Using special glasses, viewers and live feeds, MVUSD students learned all about the rare celestial event dubbed, "The Great American Eclipse."
At Armada Elementary School, fourth-grade teacher Stephanie Steele purchased special viewing glasses for her class. After about a week of science lessons studying what causes eclipses, the students had the opportunity to see the event with their own eyes through the glasses.
Physics and engineering students at Valley View High School researched the pinhole projection method of viewing the eclipse and then created their own versions to see what worked best. The students gathered on the football field for the morning to test their viewers and make changes to make the best projection of the sun partially covered by the moon.
"This is a lifetime memory, they want to remember where the were when 'The Great American Eclipse' happened and they want to be able to tell everyone in their lives and their future that they got to see it," said Valley View physics and engineering teacher Stacy Katzenstein.
At Badger Springs Middle School, students also made pinhole cameras and science teacher Eric Palomino set up a telescope with a solar filter so students could safely see the eclipse. Students also had the chance to take turns using approved solar glasses.

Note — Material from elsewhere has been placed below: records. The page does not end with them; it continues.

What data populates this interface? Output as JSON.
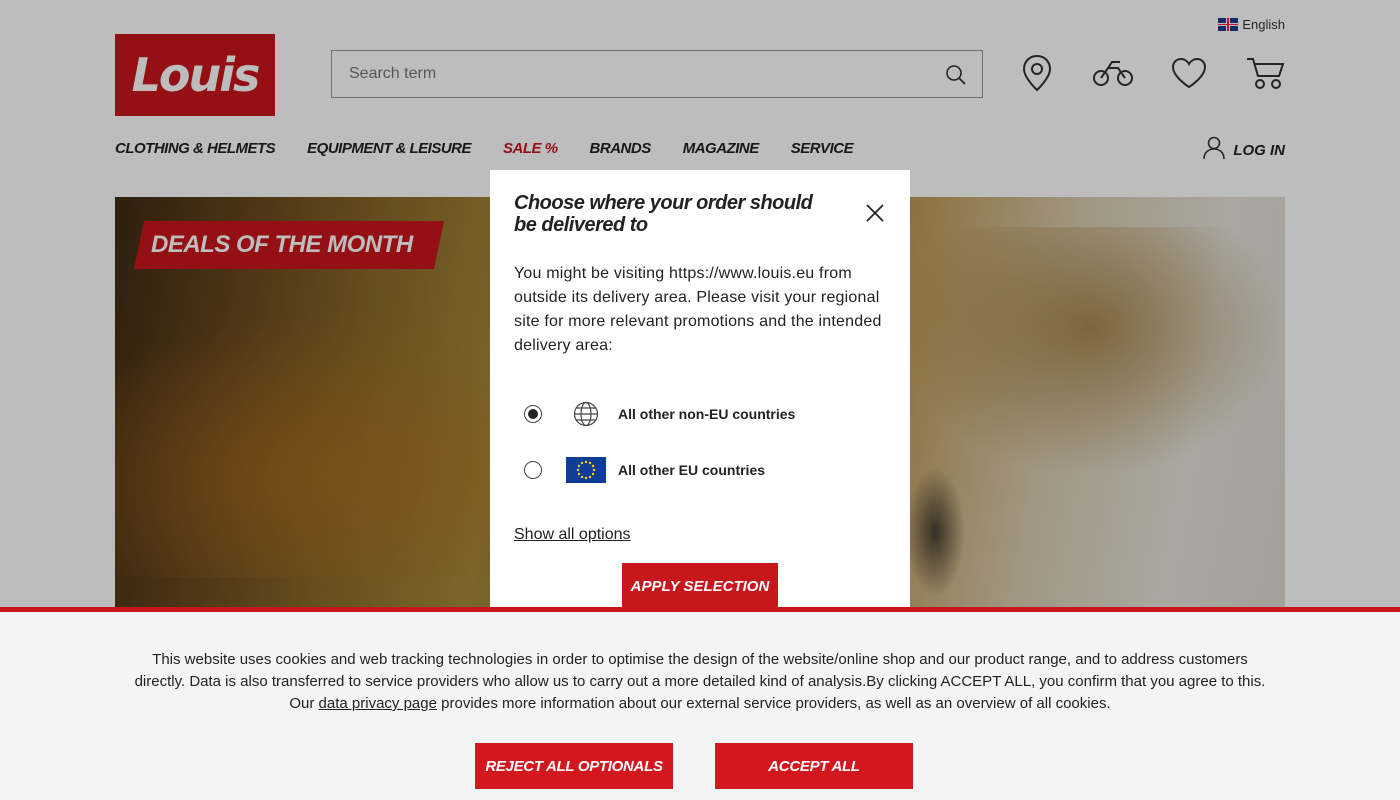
{
  "header": {
    "language": "English",
    "logo_text": "Louis",
    "search_placeholder": "Search term",
    "login_label": "LOG IN"
  },
  "nav": {
    "items": [
      {
        "label": "CLOTHING & HELMETS"
      },
      {
        "label": "EQUIPMENT & LEISURE"
      },
      {
        "label": "SALE %"
      },
      {
        "label": "BRANDS"
      },
      {
        "label": "MAGAZINE"
      },
      {
        "label": "SERVICE"
      }
    ]
  },
  "hero": {
    "badge": "DEALS OF THE MONTH"
  },
  "modal": {
    "title": "Choose where your order should be delivered to",
    "body": "You might be visiting https://www.louis.eu from outside its delivery area. Please visit your regional site for more relevant promotions and the intended delivery area:",
    "options": [
      {
        "label": "All other non-EU countries",
        "selected": true,
        "icon": "globe-icon"
      },
      {
        "label": "All other EU countries",
        "selected": false,
        "icon": "eu-flag-icon"
      }
    ],
    "show_all": "Show all options",
    "apply": "APPLY SELECTION"
  },
  "cookie": {
    "text_before": "This website uses cookies and web tracking technologies in order to optimise the design of the website/online shop and our product range, and to address customers directly. Data is also transferred to service providers who allow us to carry out a more detailed kind of analysis.By clicking ACCEPT ALL, you confirm that you agree to this. Our ",
    "link": "data privacy page",
    "text_after": " provides more information about our external service providers, as well as an overview of all cookies.",
    "reject": "REJECT ALL OPTIONALS",
    "accept": "ACCEPT ALL"
  },
  "colors": {
    "brand_red": "#c8161d"
  }
}
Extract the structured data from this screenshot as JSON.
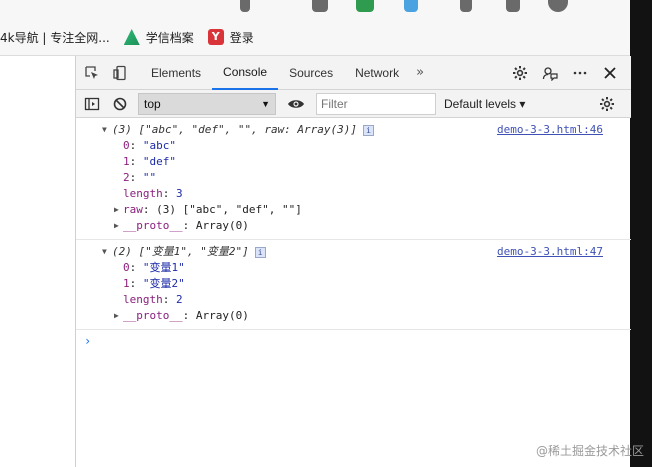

All students at North Ridge Elementary School got a chance to see the eclipse thanks to the Roadrunner Booster Club. The club purchased solar viewers for each student.
Art students at Vista Heights Middle School took a fun approach to the pinhole viewer, by making it the shape of California, with a hole to project the moon on the locations of the capital Sacramento and Moreno Valley.
It was a day of excitement and hands-on learning that students will remember for years to come.